While this is an extreme example, BIPV can easily be integrated into new buildings by replacing some or all the facility’s glass with specially designed PV panels, without impacting the aesthetics of the building. BIPV glass can also be installed into existing buildings to maximise the generation of solar capacity with high levels of efficiency. In fact, scientists in the Middle East have simulated the use of different BIPV systems on Dubai’s high-rise buildings and found that for buildings with more than seven floors, BIPV may be superior to rooftop power generation. To drive this change, however, there needs to be incentive from the highest levels, and it needs to be legislated that construction of any new buildings must include smarter and greener methods. Environmental consciousness and sustainability need to become ingrained in everything that we do going forward.

But why stop there?

BIPV offers exciting potential for South Africa, but there are many other areas where solar can be integrated to maximise impact. In the Netherlands, solar powered roadways and bike paths are proving to be promising concepts, and in Switzerland, solar panels could be installed in the spaces between railway tracks. Solar can be deployed on bridges, such as was done on the Blackfriars Bridge in London, which sports 759MW of installed solar power capacity. The banks of major rivers in Bangladesh could be used to generate 15,000MW solar power by 2041.

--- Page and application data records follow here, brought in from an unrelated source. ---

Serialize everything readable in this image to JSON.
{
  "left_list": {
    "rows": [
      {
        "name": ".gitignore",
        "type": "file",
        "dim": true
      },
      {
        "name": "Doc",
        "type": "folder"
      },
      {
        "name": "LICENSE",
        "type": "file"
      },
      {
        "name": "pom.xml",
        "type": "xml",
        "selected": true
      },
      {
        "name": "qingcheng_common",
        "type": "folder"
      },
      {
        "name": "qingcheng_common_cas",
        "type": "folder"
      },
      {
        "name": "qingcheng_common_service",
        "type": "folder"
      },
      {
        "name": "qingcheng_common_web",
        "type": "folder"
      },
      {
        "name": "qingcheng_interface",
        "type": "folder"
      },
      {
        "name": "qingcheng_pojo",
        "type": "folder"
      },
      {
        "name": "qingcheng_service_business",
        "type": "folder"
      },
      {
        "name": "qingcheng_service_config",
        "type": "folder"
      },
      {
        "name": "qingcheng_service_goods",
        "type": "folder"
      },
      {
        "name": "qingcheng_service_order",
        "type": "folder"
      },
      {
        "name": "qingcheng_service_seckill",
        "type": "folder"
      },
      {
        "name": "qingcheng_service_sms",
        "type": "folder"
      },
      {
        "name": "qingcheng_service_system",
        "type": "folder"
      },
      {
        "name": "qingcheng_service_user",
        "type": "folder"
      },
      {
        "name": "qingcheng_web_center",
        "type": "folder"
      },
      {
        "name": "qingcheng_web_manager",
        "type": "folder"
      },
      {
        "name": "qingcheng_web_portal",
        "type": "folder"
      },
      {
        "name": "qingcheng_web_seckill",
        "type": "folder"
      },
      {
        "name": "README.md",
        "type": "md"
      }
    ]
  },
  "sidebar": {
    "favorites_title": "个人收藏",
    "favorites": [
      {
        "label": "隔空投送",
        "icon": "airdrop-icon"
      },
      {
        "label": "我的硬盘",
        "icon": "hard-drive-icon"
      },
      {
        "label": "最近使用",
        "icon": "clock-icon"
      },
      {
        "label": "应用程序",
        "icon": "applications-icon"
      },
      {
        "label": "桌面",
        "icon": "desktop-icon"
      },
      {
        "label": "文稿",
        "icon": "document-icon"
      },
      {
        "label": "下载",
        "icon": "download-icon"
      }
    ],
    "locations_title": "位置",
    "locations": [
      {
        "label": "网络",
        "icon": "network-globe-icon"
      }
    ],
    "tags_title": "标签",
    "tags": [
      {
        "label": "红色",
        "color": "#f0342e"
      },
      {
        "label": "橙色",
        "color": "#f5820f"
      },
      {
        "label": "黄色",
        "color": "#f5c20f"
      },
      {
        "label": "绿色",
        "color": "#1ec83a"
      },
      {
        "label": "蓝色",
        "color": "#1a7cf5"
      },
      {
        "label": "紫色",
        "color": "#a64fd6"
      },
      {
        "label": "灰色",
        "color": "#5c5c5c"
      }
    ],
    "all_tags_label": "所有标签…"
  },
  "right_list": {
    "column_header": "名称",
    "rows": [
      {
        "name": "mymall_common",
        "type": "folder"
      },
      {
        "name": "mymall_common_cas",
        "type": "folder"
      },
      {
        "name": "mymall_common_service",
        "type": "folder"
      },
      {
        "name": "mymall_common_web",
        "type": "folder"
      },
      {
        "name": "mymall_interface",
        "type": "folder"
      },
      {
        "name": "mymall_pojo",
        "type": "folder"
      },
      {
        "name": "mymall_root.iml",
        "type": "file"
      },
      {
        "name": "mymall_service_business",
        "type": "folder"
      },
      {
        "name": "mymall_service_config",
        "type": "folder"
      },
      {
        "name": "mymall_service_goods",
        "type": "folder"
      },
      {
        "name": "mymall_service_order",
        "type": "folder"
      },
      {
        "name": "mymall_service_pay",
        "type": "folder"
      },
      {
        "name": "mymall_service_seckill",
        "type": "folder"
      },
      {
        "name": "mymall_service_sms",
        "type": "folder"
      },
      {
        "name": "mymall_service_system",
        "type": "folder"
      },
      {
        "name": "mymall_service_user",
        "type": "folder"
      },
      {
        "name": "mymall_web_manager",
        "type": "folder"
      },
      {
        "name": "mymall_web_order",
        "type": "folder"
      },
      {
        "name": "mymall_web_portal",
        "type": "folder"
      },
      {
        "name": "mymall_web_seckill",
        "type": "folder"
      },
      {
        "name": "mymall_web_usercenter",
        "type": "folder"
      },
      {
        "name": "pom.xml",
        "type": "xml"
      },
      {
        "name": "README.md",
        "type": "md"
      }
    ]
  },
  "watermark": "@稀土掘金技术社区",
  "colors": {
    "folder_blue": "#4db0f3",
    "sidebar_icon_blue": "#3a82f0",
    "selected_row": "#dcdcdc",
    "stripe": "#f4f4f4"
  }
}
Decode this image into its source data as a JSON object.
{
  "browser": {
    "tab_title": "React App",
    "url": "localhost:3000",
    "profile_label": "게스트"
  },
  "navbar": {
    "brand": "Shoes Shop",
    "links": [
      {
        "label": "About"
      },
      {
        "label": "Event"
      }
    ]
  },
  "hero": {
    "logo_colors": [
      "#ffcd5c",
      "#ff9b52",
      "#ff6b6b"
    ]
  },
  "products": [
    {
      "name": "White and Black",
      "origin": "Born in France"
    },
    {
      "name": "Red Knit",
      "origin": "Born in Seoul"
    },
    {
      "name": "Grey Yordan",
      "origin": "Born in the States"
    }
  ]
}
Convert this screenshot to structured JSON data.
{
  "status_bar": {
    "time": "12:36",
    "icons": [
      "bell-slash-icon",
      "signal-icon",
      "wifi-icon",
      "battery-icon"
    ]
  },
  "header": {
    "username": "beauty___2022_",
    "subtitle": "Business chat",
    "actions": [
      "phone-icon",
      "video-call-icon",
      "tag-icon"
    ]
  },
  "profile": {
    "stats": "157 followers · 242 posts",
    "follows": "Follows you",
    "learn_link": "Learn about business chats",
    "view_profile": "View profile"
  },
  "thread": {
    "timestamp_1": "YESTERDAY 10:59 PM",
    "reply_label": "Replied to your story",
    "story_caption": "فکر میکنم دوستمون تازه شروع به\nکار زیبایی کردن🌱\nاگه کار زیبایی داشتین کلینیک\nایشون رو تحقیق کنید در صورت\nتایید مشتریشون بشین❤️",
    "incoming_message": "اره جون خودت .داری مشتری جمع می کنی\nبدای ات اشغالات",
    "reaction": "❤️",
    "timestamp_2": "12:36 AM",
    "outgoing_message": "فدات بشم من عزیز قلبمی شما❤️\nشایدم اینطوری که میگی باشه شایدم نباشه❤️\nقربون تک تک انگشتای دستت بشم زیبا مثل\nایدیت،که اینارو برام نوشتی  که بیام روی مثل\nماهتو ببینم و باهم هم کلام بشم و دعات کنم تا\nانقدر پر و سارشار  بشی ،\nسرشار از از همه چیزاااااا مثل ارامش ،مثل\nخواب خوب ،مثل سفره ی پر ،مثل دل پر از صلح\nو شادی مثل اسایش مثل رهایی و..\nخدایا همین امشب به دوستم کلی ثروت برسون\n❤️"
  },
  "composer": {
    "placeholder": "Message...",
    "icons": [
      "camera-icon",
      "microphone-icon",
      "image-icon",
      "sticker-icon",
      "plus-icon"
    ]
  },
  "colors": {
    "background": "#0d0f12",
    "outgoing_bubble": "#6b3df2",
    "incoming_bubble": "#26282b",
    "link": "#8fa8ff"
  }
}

There is also potential for VIPV to help power the millions of vehicles that make use of our roads daily – integrating solar into the roof and windshields of vehicles could help to power the vehicle directly or power an electrolyser to manufacture green hydrogen. Truck roofs have large real estate for VIPV which could dramatically reduce emissions associated with long-distance freight hauling.

It has become increasingly clear that we have reached the point where sustainable and renewable energy sources are no longer an option, but an essential. Now is the time to explore the opportunities and find innovative ways of harnessing energy to power our future and drive economic growth and sustainability for South Africa.

Viren Sookhun, Managing Director at Oxyon

By Admin